Most visitors stay only one night, then move on, so the camp was deserted in the day and I was able to walk out into the desert. The fine sand rose like heat off a cooker and drifts piled up here and there, constantly changing as the wind breathed over the sand.
In the afternoon, I was driven over 10 bumpy miles of sand to another, more basic camp, Campement Aïn Essbat, where a lone alsatian excitedly chased the car as we arrived and, later, refused to let it leave, as if it were desperate for company. One man looked after the camp, about an hour away from anywhere, and gave us tea and talk, refusing any payment, pointing out the direction of Algeria and of Libya, the two larger countries on either side of Tunisia, which is only about the size of Great Britain.
Later that night, I wandered out to walk in the oasis, through the date palms, by the hot stream, and was offered a ride on a black Arab stallion by one of the Bedouins, then invited to share bread by the fire and see their tent, where there were pin-ups of women on the walls. The photographs were all of women’s eyes: the rest of their faces and hair are covered in the shesh, the long scarf that can be five yards long and is used here for everything from modesty to filtering sand out of water. Compared to pictures of women on western walls, this was certainly tasteful. But the power of the eyes was remarkable all the same.
“I can’t understand why people want to live in houses,” one said, as he poured me tea. “They’re like graves. I get ill if I stay in a house.”
In this empire of sand and strange paradises and scorch-ing women’s eyes, there were different rules.
“This is the most beautiful place in the world,” the youngest one said. “Our family is all in Douz, but it’s like everywhere. It’s so busy and bustling. When I’m there, all I want to do is return here.”
It was hard to believe that the young man was talking about Douz, a small town, one of the gateways to the Sahara, about 60 miles north of Ksar Ghilane, where the Sahara Festival is held in December. He was enraptured by the beauty of Ksar Ghilane, the tiny, wild place where he lived and worked.
On my last morning, I travelled by camel to a Roman fort on a giant dune, walking slowly, deeper and deeper into silence, as the camel dug his feet into the soft sand for more than two hours.
On my return, as the camels approached the oasis, the sound of birdsong — high-pitched, delighted — broke the silence. Ever since, I have fallen asleep with thoughts of the caramel sand in my head.
Need to Know
Sally Emerson was a guest of Wigmore Holidays.
Travel details: Wigmore Holidays (020 7836 4999, www.aspectsoftunisia.co.uk) has five nights in a five-star hotel in Djerba and two nights’ half-board at the Pansea Douar camp in Ksar Ghilane from £820pp, including flights from Heathrow with Tunisair and a private 4WD for two days.

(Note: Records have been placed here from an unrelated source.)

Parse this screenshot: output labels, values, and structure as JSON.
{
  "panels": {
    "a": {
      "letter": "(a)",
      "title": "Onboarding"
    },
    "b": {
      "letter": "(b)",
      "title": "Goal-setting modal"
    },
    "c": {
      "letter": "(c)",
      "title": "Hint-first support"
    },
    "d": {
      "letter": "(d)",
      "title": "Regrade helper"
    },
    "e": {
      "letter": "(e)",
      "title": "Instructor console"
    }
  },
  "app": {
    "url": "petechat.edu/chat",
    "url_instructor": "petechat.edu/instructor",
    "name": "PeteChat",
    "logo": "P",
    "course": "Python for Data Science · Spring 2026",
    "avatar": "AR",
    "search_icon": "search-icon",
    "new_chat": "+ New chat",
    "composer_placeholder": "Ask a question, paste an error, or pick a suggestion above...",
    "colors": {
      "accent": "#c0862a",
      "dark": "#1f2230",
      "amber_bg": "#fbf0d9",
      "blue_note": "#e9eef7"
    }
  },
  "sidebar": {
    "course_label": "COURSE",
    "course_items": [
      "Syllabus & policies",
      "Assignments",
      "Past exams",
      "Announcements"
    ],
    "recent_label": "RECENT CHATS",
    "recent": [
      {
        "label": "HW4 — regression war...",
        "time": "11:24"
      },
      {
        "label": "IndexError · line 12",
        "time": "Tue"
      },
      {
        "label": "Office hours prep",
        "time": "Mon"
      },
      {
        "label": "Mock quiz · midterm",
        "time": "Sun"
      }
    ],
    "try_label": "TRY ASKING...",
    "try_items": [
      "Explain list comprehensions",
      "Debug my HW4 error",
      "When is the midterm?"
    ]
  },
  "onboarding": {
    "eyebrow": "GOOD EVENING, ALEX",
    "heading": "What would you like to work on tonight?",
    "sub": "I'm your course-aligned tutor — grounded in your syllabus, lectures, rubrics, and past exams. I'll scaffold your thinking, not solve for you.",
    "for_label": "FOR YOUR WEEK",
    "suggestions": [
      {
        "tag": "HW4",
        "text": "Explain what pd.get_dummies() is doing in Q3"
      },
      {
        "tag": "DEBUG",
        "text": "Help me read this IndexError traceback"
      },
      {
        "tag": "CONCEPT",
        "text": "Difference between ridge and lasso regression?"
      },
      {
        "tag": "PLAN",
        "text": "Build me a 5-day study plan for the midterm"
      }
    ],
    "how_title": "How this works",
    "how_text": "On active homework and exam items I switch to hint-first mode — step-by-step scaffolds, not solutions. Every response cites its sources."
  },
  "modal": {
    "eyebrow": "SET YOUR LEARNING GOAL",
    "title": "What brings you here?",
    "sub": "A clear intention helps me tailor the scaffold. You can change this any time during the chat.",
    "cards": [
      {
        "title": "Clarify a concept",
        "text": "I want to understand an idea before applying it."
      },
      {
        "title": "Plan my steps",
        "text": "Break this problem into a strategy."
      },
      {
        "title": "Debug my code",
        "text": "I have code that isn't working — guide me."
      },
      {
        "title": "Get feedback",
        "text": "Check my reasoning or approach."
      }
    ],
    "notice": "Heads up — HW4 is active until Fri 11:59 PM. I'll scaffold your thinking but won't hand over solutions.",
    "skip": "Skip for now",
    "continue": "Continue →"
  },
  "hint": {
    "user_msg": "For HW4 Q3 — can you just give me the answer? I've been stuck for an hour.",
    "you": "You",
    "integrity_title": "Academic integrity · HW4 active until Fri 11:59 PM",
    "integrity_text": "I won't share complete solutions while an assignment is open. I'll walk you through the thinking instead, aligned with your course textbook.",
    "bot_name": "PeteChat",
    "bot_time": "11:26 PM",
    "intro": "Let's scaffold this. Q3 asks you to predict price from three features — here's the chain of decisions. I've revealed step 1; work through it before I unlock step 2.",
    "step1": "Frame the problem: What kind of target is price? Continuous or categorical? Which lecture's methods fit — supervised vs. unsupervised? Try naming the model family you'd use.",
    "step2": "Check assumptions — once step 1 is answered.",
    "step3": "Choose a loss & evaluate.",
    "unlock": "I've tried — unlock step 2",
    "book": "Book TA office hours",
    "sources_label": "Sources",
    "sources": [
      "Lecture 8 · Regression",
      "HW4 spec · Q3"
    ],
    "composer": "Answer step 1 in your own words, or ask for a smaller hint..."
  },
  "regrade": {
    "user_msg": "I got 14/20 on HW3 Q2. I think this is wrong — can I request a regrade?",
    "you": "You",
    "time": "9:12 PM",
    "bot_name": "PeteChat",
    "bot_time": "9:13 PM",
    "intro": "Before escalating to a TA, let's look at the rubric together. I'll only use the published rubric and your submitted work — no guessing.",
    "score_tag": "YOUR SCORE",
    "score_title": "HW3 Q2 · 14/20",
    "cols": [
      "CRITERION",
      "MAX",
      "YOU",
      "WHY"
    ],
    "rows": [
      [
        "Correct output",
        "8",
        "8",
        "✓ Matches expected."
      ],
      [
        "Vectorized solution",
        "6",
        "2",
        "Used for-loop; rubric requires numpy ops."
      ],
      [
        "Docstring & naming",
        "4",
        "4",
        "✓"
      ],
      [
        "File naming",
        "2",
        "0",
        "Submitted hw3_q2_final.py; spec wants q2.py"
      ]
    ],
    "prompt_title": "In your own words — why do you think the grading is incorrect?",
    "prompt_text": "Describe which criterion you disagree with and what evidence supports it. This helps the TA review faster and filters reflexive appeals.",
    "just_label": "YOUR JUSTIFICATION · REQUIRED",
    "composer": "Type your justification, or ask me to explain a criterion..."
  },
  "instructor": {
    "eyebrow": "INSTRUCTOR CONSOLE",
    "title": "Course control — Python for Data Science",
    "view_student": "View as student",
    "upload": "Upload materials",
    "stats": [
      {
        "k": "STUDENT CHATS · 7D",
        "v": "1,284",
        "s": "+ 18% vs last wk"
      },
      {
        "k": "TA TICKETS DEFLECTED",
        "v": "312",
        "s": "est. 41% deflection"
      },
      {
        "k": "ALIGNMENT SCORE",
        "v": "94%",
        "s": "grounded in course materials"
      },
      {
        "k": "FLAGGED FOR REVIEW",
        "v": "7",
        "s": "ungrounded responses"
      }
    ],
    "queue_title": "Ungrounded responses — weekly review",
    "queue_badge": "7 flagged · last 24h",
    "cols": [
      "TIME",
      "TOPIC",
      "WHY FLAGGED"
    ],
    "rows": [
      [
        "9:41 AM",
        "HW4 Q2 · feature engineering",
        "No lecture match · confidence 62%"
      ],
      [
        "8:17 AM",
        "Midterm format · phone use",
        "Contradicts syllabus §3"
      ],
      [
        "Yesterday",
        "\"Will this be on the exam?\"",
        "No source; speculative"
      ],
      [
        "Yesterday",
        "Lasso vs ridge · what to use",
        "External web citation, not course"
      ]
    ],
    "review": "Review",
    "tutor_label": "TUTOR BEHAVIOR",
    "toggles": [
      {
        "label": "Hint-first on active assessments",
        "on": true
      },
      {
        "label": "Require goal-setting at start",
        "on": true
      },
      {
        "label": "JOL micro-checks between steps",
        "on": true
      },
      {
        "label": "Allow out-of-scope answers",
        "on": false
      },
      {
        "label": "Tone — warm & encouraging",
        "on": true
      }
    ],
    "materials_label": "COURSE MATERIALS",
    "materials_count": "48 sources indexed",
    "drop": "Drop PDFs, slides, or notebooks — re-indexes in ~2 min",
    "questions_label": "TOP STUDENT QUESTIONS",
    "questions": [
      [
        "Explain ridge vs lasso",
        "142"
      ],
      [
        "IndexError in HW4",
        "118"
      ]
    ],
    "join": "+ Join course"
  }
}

Or try Tunisia First (01276 600100, www.tunisiafirst.co.uk).